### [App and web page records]
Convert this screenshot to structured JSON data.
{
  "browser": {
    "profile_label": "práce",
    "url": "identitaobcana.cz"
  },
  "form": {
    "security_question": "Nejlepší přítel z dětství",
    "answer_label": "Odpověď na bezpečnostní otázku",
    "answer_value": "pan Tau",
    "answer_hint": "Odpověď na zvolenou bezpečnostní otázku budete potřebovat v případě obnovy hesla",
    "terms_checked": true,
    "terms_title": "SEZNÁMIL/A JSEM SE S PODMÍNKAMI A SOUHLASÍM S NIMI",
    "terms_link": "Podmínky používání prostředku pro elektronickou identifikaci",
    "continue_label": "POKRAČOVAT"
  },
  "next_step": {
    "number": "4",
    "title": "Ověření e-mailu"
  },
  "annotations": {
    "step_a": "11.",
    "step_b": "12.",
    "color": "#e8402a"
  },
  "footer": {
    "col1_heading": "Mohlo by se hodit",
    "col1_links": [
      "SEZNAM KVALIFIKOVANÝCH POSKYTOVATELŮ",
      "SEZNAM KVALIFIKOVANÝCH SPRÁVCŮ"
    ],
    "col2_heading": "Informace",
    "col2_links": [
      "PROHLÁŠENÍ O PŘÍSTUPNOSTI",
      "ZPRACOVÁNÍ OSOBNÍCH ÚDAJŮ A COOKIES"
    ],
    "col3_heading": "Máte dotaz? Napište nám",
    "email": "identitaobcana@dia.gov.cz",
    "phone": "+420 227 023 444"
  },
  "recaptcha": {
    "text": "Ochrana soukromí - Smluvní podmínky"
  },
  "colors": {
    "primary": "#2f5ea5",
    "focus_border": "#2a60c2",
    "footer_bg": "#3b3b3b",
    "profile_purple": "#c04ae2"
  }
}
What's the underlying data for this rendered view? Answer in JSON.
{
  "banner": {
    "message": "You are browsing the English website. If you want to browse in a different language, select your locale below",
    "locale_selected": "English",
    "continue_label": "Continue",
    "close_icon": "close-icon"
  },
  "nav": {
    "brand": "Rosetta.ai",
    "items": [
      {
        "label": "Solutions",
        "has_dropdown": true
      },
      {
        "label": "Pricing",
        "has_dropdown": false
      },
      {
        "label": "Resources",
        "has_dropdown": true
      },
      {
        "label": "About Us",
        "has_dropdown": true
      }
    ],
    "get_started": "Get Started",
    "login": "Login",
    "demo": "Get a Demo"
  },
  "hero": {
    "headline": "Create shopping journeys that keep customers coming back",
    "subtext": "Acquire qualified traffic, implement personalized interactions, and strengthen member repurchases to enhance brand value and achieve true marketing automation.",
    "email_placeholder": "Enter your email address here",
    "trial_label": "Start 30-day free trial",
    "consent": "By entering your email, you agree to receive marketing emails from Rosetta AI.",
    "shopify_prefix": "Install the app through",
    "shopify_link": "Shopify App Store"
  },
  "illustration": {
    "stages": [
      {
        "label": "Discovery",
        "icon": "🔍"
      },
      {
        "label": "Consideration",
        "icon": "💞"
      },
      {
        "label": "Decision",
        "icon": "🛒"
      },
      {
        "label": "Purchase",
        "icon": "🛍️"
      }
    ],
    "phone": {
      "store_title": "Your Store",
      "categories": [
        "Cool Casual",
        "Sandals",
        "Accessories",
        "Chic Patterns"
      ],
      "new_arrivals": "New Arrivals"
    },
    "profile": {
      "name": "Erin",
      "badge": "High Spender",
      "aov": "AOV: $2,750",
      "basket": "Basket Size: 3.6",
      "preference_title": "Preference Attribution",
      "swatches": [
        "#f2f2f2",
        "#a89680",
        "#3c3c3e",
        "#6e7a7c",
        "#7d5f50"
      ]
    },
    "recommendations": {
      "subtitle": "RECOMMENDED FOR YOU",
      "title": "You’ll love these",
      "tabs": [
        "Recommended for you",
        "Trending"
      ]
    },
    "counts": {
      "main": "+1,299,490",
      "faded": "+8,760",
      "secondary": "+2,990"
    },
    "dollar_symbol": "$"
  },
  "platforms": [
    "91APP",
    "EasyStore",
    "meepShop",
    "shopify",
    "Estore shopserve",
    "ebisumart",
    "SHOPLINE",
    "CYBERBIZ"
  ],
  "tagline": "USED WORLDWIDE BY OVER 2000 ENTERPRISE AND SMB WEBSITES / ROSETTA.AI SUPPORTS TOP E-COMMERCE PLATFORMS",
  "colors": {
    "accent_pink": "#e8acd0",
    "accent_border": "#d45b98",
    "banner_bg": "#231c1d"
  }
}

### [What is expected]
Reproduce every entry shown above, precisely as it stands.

### [Exercise response]
Convert this screenshot to structured JSON data.
{
  "browser": {
    "profile_label": "práce",
    "url": "identitaobcana.cz"
  },
  "form": {
    "security_question": "Nejlepší přítel z dětství",
    "answer_label": "Odpověď na bezpečnostní otázku",
    "answer_value": "pan Tau",
    "answer_hint": "Odpověď na zvolenou bezpečnostní otázku budete potřebovat v případě obnovy hesla",
    "terms_checked": true,
    "terms_title": "SEZNÁMIL/A JSEM SE S PODMÍNKAMI A SOUHLASÍM S NIMI",
    "terms_link": "Podmínky používání prostředku pro elektronickou identifikaci",
    "continue_label": "POKRAČOVAT"
  },
  "next_step": {
    "number": "4",
    "title": "Ověření e-mailu"
  },
  "annotations": {
    "step_a": "11.",
    "step_b": "12.",
    "color": "#e8402a"
  },
  "footer": {
    "col1_heading": "Mohlo by se hodit",
    "col1_links": [
      "SEZNAM KVALIFIKOVANÝCH POSKYTOVATELŮ",
      "SEZNAM KVALIFIKOVANÝCH SPRÁVCŮ"
    ],
    "col2_heading": "Informace",
    "col2_links": [
      "PROHLÁŠENÍ O PŘÍSTUPNOSTI",
      "ZPRACOVÁNÍ OSOBNÍCH ÚDAJŮ A COOKIES"
    ],
    "col3_heading": "Máte dotaz? Napište nám",
    "email": "identitaobcana@dia.gov.cz",
    "phone": "+420 227 023 444"
  },
  "recaptcha": {
    "text": "Ochrana soukromí - Smluvní podmínky"
  },
  "colors": {
    "primary": "#2f5ea5",
    "focus_border": "#2a60c2",
    "footer_bg": "#3b3b3b",
    "profile_purple": "#c04ae2"
  }
}
What's the underlying data for this rendered view? Answer in JSON.
{
  "banner": {
    "message": "You are browsing the English website. If you want to browse in a different language, select your locale below",
    "locale_selected": "English",
    "continue_label": "Continue",
    "close_icon": "close-icon"
  },
  "nav": {
    "brand": "Rosetta.ai",
    "items": [
      {
        "label": "Solutions",
        "has_dropdown": true
      },
      {
        "label": "Pricing",
        "has_dropdown": false
      },
      {
        "label": "Resources",
        "has_dropdown": true
      },
      {
        "label": "About Us",
        "has_dropdown": true
      }
    ],
    "get_started": "Get Started",
    "login": "Login",
    "demo": "Get a Demo"
  },
  "hero": {
    "headline": "Create shopping journeys that keep customers coming back",
    "subtext": "Acquire qualified traffic, implement personalized interactions, and strengthen member repurchases to enhance brand value and achieve true marketing automation.",
    "email_placeholder": "Enter your email address here",
    "trial_label": "Start 30-day free trial",
    "consent": "By entering your email, you agree to receive marketing emails from Rosetta AI.",
    "shopify_prefix": "Install the app through",
    "shopify_link": "Shopify App Store"
  },
  "illustration": {
    "stages": [
      {
        "label": "Discovery",
        "icon": "🔍"
      },
      {
        "label": "Consideration",
        "icon": "💞"
      },
      {
        "label": "Decision",
        "icon": "🛒"
      },
      {
        "label": "Purchase",
        "icon": "🛍️"
      }
    ],
    "phone": {
      "store_title": "Your Store",
      "categories": [
        "Cool Casual",
        "Sandals",
        "Accessories",
        "Chic Patterns"
      ],
      "new_arrivals": "New Arrivals"
    },
    "profile": {
      "name": "Erin",
      "badge": "High Spender",
      "aov": "AOV: $2,750",
      "basket": "Basket Size: 3.6",
      "preference_title": "Preference Attribution",
      "swatches": [
        "#f2f2f2",
        "#a89680",
        "#3c3c3e",
        "#6e7a7c",
        "#7d5f50"
      ]
    },
    "recommendations": {
      "subtitle": "RECOMMENDED FOR YOU",
      "title": "You’ll love these",
      "tabs": [
        "Recommended for you",
        "Trending"
      ]
    },
    "counts": {
      "main": "+1,299,490",
      "faded": "+8,760",
      "secondary": "+2,990"
    },
    "dollar_symbol": "$"
  },
  "platforms": [
    "91APP",
    "EasyStore",
    "meepShop",
    "shopify",
    "Estore shopserve",
    "ebisumart",
    "SHOPLINE",
    "CYBERBIZ"
  ],
  "tagline": "USED WORLDWIDE BY OVER 2000 ENTERPRISE AND SMB WEBSITES / ROSETTA.AI SUPPORTS TOP E-COMMERCE PLATFORMS",
  "colors": {
    "accent_pink": "#e8acd0",
    "accent_border": "#d45b98",
    "banner_bg": "#231c1d"
  }
}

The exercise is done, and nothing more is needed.